I’ve just proposed a controversial thesis, and maybe you buy it or maybe you don’t, but let’s talk together for a few minutes about how to make this strategy work. I hope I have already made it clear that this strategy isn’t for every bug. The purpose of it is to help you answer the question on those bugs where there is controversy about the ROI to find or fix it.
There is another important caveat though. If these are a way of asking your customers a question, you need to be able to respond to them with an answer. If you ask your customer, is this a bug? and the answer clearly comes back as yes! then you need to respond to that and you need to respond quickly. This is where the technical side of things comes into play. You know those boring things called release pipelines? Yeah, they are a really important part of this whole process. You need a release process and build pipeline that allow you to respond effectively to the answers your customer are giving you.
In fact, I think the speed with which you can turn around a change, (I would define this as the amount of time your customer is exposed to the issue) dictates the kinds of bugs you can be ok with releasing. If you can turn around a change in minutes or seconds, you can be ok with more serious bugs getting out there. You can also be ok with it if you can limit the number of people affected by it.
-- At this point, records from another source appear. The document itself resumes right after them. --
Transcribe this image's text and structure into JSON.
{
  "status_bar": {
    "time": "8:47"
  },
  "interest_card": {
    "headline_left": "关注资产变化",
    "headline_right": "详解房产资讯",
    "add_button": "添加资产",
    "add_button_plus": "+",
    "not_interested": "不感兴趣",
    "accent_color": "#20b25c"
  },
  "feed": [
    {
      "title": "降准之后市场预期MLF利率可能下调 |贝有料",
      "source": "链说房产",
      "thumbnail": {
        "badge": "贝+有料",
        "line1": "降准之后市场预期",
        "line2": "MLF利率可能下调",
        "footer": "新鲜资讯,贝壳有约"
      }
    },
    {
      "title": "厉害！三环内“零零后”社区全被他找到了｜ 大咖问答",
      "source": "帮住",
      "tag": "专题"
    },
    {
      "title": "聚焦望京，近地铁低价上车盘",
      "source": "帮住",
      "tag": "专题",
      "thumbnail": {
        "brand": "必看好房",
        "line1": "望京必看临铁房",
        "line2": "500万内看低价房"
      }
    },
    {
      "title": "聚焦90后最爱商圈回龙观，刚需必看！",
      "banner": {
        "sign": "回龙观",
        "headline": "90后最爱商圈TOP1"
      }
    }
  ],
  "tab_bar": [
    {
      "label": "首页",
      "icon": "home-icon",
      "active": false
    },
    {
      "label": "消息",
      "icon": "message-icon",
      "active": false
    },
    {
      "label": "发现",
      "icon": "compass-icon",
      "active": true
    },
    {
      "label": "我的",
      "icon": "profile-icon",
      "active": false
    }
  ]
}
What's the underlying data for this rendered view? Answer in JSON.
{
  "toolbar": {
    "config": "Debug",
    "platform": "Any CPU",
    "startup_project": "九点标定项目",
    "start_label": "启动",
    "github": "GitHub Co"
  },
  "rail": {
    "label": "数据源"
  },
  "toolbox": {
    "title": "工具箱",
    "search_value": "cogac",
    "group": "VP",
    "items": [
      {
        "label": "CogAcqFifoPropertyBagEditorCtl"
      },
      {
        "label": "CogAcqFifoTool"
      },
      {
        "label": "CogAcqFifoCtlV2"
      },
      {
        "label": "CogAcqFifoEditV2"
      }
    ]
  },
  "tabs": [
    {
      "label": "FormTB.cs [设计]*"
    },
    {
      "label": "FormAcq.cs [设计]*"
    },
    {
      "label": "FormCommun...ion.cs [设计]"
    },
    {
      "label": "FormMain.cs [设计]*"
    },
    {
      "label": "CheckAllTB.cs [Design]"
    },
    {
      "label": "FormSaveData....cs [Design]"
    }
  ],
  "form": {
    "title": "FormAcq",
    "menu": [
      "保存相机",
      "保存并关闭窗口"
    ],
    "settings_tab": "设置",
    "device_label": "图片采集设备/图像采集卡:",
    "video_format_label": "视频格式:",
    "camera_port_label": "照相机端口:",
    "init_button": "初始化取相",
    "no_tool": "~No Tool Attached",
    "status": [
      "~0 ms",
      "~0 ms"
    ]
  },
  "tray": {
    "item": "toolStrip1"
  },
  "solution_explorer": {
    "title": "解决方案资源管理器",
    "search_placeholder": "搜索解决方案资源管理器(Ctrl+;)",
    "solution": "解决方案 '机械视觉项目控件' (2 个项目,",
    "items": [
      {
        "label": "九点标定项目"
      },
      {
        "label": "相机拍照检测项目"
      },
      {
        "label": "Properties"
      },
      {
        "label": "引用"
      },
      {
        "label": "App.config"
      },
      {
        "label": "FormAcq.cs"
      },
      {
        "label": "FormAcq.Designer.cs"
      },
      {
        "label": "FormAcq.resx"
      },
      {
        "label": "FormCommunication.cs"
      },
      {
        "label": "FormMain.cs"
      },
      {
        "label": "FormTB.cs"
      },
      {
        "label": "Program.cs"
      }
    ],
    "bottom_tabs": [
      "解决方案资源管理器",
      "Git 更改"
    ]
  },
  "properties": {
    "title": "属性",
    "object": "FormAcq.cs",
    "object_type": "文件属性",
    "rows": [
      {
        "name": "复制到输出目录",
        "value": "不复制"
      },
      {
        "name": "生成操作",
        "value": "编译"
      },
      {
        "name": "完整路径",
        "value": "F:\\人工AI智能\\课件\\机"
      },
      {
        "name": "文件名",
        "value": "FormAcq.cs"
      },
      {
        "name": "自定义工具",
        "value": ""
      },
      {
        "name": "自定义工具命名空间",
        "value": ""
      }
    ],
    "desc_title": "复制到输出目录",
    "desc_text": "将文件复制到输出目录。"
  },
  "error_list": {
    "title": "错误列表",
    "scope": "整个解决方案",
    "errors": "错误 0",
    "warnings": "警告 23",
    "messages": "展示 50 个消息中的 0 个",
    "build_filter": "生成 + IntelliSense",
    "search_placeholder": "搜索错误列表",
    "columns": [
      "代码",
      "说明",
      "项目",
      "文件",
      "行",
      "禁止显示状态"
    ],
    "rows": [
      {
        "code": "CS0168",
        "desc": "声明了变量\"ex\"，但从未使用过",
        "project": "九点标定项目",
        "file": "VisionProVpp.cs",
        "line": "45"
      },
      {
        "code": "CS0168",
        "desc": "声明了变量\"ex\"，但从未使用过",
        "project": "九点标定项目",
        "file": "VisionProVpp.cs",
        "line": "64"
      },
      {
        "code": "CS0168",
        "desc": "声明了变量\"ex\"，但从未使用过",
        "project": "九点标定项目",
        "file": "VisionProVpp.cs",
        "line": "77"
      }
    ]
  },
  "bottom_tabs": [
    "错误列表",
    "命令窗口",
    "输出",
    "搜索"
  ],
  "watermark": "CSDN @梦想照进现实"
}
We shouldn’t think of testing as a one size fits all process. Your build pipeline actually influences the kind of testing you need to do. The longer the turnaround time the more effort you need to put in up front in finding issues. If you can quickly detect and remedy issues that you customers find, you can actually take a lot less time up front on testing for certain types of issues.
But why do this? I think it comes down to efficiency. We want to more effectively and efficiently add value to our customers and taking an approach like this allows us to do that. We will spend less time finding bugs that our customers don’t care about and we will also be able to more quickly find and know about the ones that do matter. This frees us up to spend more time in adding value in other ways.
Now one last caveat and then I’ll close out this article. This doesn’t come for free. Getting your build pipeline to allow for this kind of fast turnaround can be a long and difficult process. Having the monitoring and alerting in place that allows you to actually know what things are affecting your customers is a challenging and time consuming thing (especially at first). I don’t want to pretend that what I’m talking about here is some fairy land of magic and rainbows where you don’t have real trade-offs. I am arguing that this effort is worth it in the long run (for many companies).
We can often pursue the latest and greatest thing as if it is some kind of magic pill that will solve all the world’s problems (or at least the ones in our software department). The reality is the things I am talking about in this article can (and do!) work, but they need to be done well. They won’t work if we are trying tack them on top of old ways of working. They require mindset shifts and changes in our processes. This is why I talk about it in terms of being able to release more defects. Using these tools effectively will require counter-intuitive thinking. Embrace that and move forward. Pursue the ability to release more defects!